"Of course, it worried me when I first saw the figure," Madison said, referring to the total $250 million price tag. "However, because of the way it's been rolled out, it's been very maintainable."
The city got three long-term loans from the state with interest rates of 2 percent or less, and the increased sewer rates have helped it cope with the bills coming in from contractors.
The most expensive price tag on a single project related to the consent decree to date is a $13 million overhaul of the main pump section entering the Moccasin Bend Wastewater Treatment Plant.
Patrick said the sewer system overhaul is being completed with the region's expected growth in mind.
"It plays into almost every project, because we are the regional wastewater treatment facility," he said. "We project into 2030 and 2040."
Sewell's audit, planned for early next year, will focus largely on the many contracts between the city and third-party companies that bid for the various projects that are part of the consent decree.
"There have been things in the past that can raise eyebrows about how well we manage these types of things," Sewell said, citing problems with contractors who have worked on the 21st Century Waterfront.

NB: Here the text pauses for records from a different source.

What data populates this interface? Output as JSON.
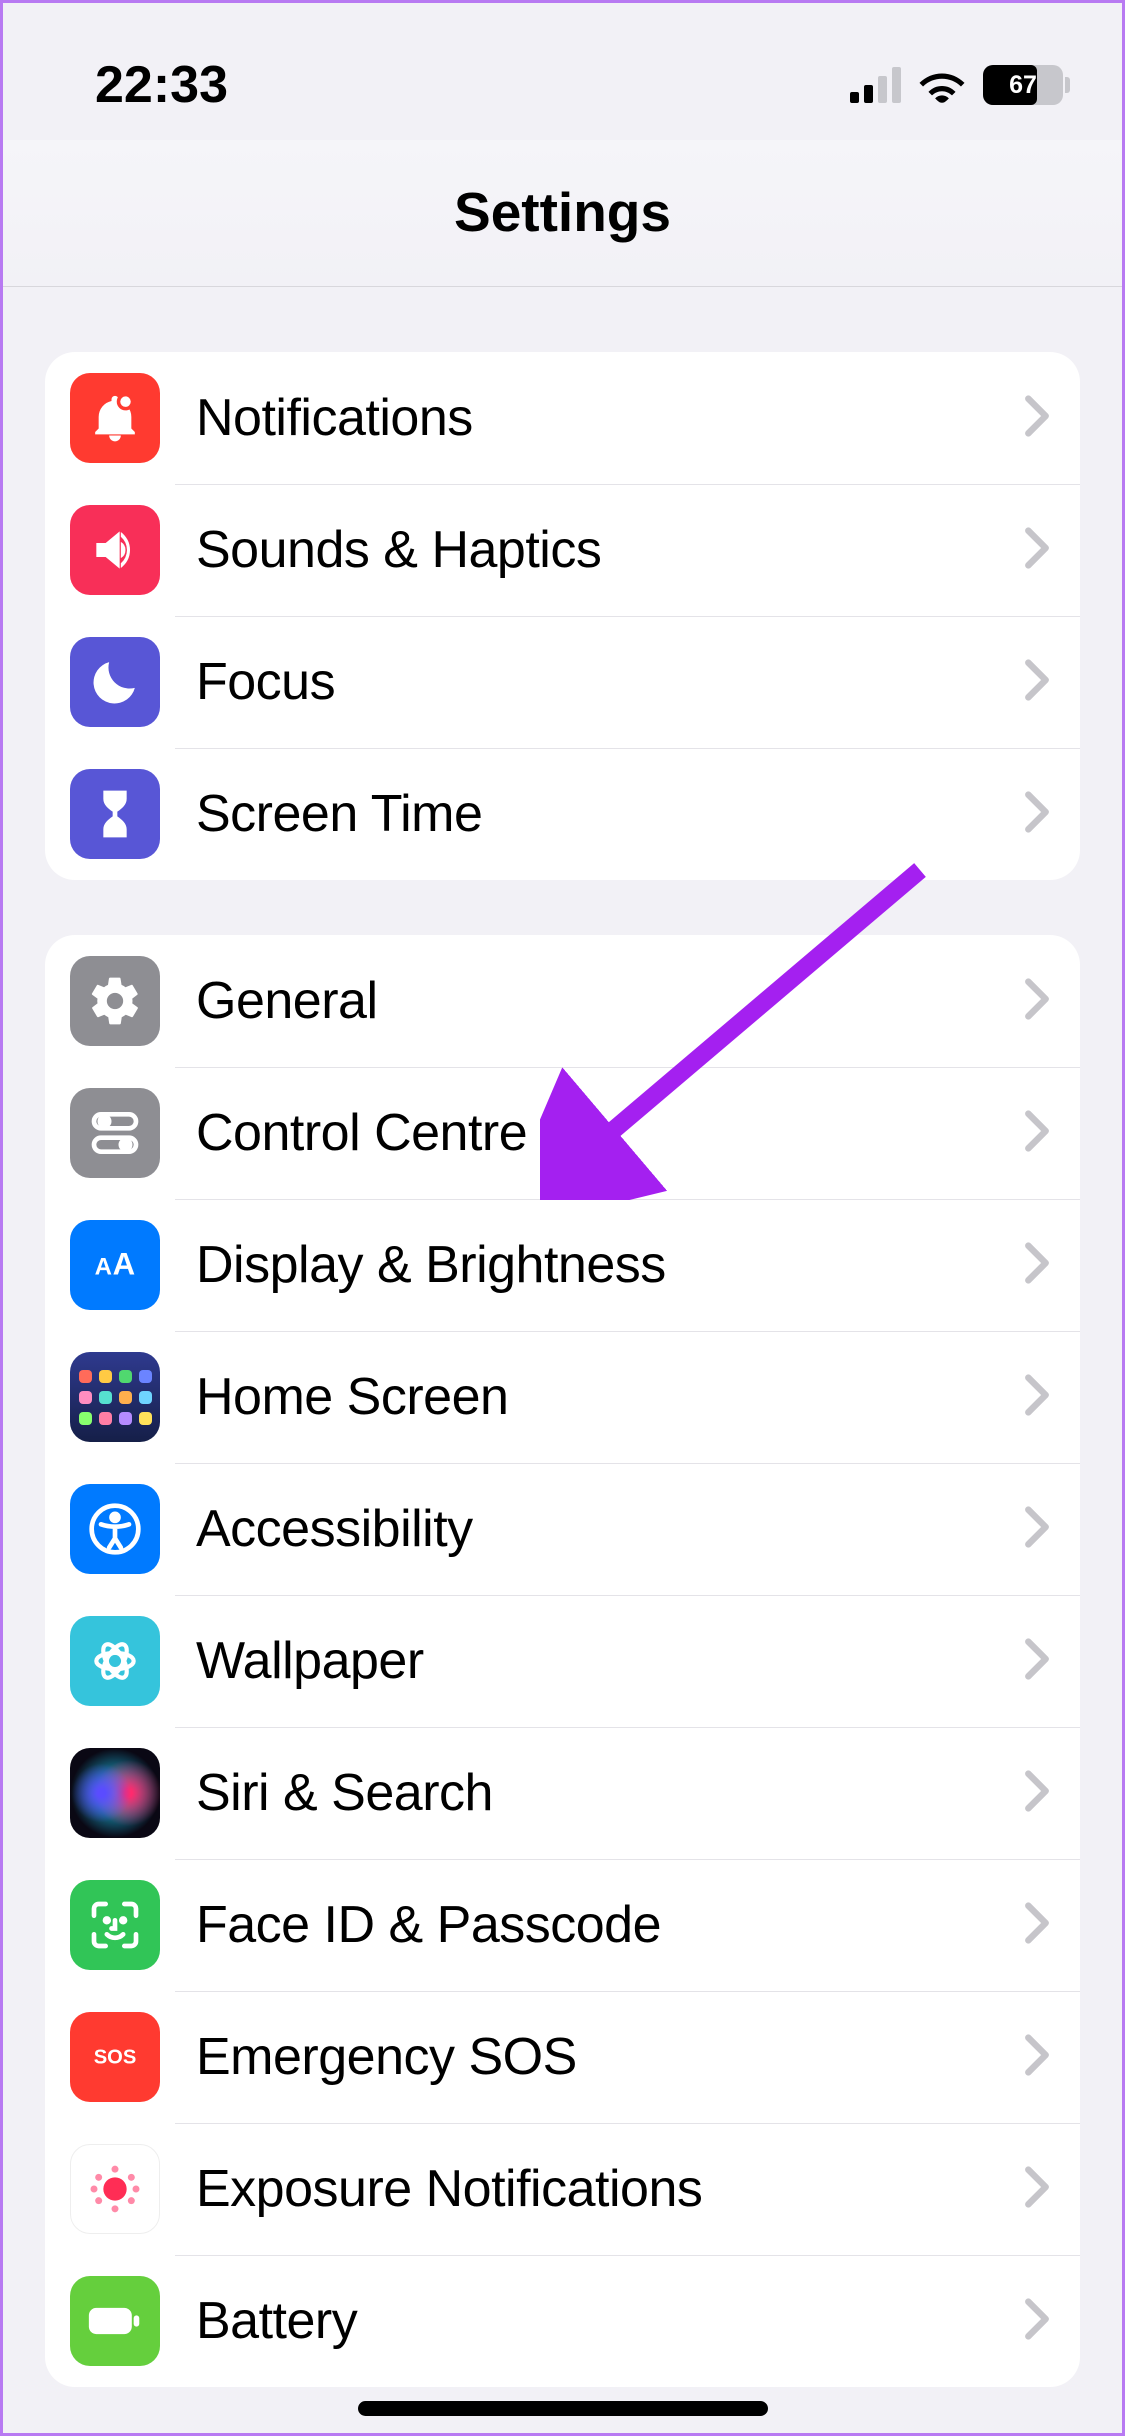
{
  "statusbar": {
    "time": "22:33",
    "battery": "67"
  },
  "header": {
    "title": "Settings"
  },
  "group1": {
    "0": {
      "label": "Notifications"
    },
    "1": {
      "label": "Sounds & Haptics"
    },
    "2": {
      "label": "Focus"
    },
    "3": {
      "label": "Screen Time"
    }
  },
  "group2": {
    "0": {
      "label": "General"
    },
    "1": {
      "label": "Control Centre"
    },
    "2": {
      "label": "Display & Brightness"
    },
    "3": {
      "label": "Home Screen"
    },
    "4": {
      "label": "Accessibility"
    },
    "5": {
      "label": "Wallpaper"
    },
    "6": {
      "label": "Siri & Search"
    },
    "7": {
      "label": "Face ID & Passcode"
    },
    "8": {
      "label": "Emergency SOS"
    },
    "9": {
      "label": "Exposure Notifications"
    },
    "10": {
      "label": "Battery"
    }
  }
}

"It's kind of scary," he added. "I would identify it as high risk. Just because it's risky doesn't mean we won't have great engineers and get a good bang for our buck. It just means it's high risk."
Contact staff writer David Cobb at firstname.lastname@example.org or 423-757-6249.
Altamont Pump Station Improvements and Sewer Rehabilitation
This project included the upgrade of the existing pump station with electrical controls and instrumentation, valves and piping, a new back-up power generator, lighting and other related equipment. Additionally, approximately 15,207 feet of sewer and service pipelines were repaired utilizing trenchless rehabilitation techniques as the main process. Manhole rehabilitation was also part of this project with 58 manholes repaired.
Citico Creek Interceptor Rehabilitation
This project included the rehabilitation of approximately 4,200 linear feet of sanitary sewer pipe using trenchless rehabilitation techniques as the main process. Manhole rehabilitation was also part of this project with 23 manholes repaired or replaced.
Pineville Pump Station and Sewer Basin Improvements
This project involved the replacement of the existing Pineville Road Pump Station. Additionally, approximately 3,198 feet of sewer and service pipelines and 21 manholes in the area were repaired using trenchless rehabilitation techniques. The upgrades will allow the station to increase its capacity, performance and reliability and help to reduce sanitary sewer overflows in the area.
East Brainerd Collection System Rehabilitation
This project involved performing a Sanitary Sewer Evaluation Study on approximately 255,000 feet of pipe to identify areas where unwanted groundwater or stormwater could infiltrate the sanitary sewer system. From the SSES, approximately 43,169 feet of sewer and service pipelines and 87 manholes were repaired or replaced. These repairs will help reduce sanitary sewer overflows in the area.
South Chickamauga Creek Pump Station and Force Main Upgrade
This project involved the replacement of large diameter valves, the upgrade of the heating, ventilation, and air conditioning system and other upgrades to the South Chickamauga Creek pump station. The upgrades will allow the station to improve performance and reliability and help to reduce sanitary sewer overflows in the area.